1. Fizz hears that if the state legislature doesn't go into special session to craft a transportation package in November (a proposed $10.5 billion gas-tax package failed during this year's second special session), King County Metro may go to Plan B: A special transportation benefit district (AKA a taxing district) to preserve Metro service.
Without additional funding options, Metro could face service cuts of up to 17 percent. We have a call out to King County Executive Dow Constantine's office to find out what backup options, if any, the county is considering.2. Followup to Wednesday's Fizz item on this year's "Maggie Award" winners (the annual MVPs handed out by the Washington State Democrats): The winner for male legislator of the year, state Sen. Nick Harper (D-38, Everett), was also a hero for the Washington Realtors Association, a conservative lobbying group that fought against a main Democratic agenda item in Olympia this year—the $700 million extension of a B&O tax surcharge to help fund K-12 education.

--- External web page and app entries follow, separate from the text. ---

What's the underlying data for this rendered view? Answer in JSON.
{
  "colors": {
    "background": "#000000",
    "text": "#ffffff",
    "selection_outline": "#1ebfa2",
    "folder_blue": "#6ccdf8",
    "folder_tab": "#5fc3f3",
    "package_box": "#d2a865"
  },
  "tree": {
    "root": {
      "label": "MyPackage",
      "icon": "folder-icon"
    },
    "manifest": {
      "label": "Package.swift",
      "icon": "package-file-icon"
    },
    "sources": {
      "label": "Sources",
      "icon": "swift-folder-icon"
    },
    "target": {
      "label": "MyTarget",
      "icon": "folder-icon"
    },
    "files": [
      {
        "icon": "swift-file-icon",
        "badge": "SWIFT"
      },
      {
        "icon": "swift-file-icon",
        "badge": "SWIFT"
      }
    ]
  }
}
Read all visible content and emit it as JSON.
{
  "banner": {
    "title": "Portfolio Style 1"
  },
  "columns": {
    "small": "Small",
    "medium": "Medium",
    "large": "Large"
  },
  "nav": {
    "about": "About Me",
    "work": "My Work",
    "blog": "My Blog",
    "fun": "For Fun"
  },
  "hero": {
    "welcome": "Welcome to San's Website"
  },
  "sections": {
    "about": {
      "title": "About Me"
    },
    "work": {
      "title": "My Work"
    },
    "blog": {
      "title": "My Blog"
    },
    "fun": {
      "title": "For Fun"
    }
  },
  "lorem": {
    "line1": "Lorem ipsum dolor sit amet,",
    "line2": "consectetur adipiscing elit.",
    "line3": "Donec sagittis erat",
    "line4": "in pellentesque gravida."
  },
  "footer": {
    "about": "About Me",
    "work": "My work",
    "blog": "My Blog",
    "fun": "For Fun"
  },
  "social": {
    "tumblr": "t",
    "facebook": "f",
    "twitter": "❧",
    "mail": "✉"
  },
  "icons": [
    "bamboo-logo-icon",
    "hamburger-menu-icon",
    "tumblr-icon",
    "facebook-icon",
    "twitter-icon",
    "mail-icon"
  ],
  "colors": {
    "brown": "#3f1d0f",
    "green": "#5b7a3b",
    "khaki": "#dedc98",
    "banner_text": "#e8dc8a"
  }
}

Harper is featured—along with conservative state Rep. Jan Angel (R-26, Port Orchard) and Sen. Joe Fain (R-47, Auburn, Kent, Renton)—in a video that Washington Realtors Association President Mark Kitabayashi (a big contributor to failed GOP gubernatorial candidate Rob McKenna and former libertarian state supreme court justice Richard Sanders) sent to his members cheering the defeat of the Democrats' budget item.
"Extending that B&O surcharge and ignoring the sunset that had been put in place just was not the right thing to do for Washington," Harper tells Realtors in the video. "It's our job going forward to help the industries that helped us the last two years."
The Realtors association spent nearly $230,000 lobbying during the 2013 session (including $5,000 entertaining legislators), according to Public Disclosure Commission records.
And an "Isn't it Weird That" footnote: the Democrats' female legislator of the year, state Sen. Sharon Nelson (D-34, W. Seattle, Vashon), is known for her fight against the payday loan industry and its usurious interest rates. She passed a landmark bill to rein in rates in 2010 and stopped a bill to undo her reforms this year.
The co-sponsor of this year's bill to undo it, which conservatives such as Sens. Don Benton, R-17, Vancouver, Mark Schoesler, R-9, Ritzville (the Republican leader), Pam Roach, R-31, Auburn, and Rodney Tom, D-48, Medina, also signed on to? Sen. Harper.
Who says Democrats aren't a diverse bunch.
3. An early installment of On Other Blogs Today: In an editorial published yesterday, the Ballard News Tribune challenged the Seattle Times for the paper's apparent anti-Mayor McGinn bias.
The Times, irked because the candidate they endorsed took a drubbing in the election that elevated McGinn, has not been able to get over it. They lowered the guns on him immediately and have not missed a moment to vilify him.
4. Many of the folks who contributed to incumbent city council member Mike O'Brien when he pledged (successfully) to raise his first $10,000 in $10 contributions came back to contribute again.
According to records at the Seattle Ethics and Elections Commission, more than 70 individuals who gave to O'Brien in his initial, early-spring fundraising burst, subsequently contributed larger amounts, dropping over $7,300 into the council member's campaign fund.
Those contributions—and we're only counting folks who gave exactly $10 initially, so people who gave $15 or $18, for example, don't count toward the total or average—averaged around $100.
Overall, O'Brien has raised just under $110,000 to his opponent Albert Shen's $145,000; at the end of July, which is the last time cash-on-hand numbers were available, O'Brien had about $12,000 on hand to Shen's $8,700.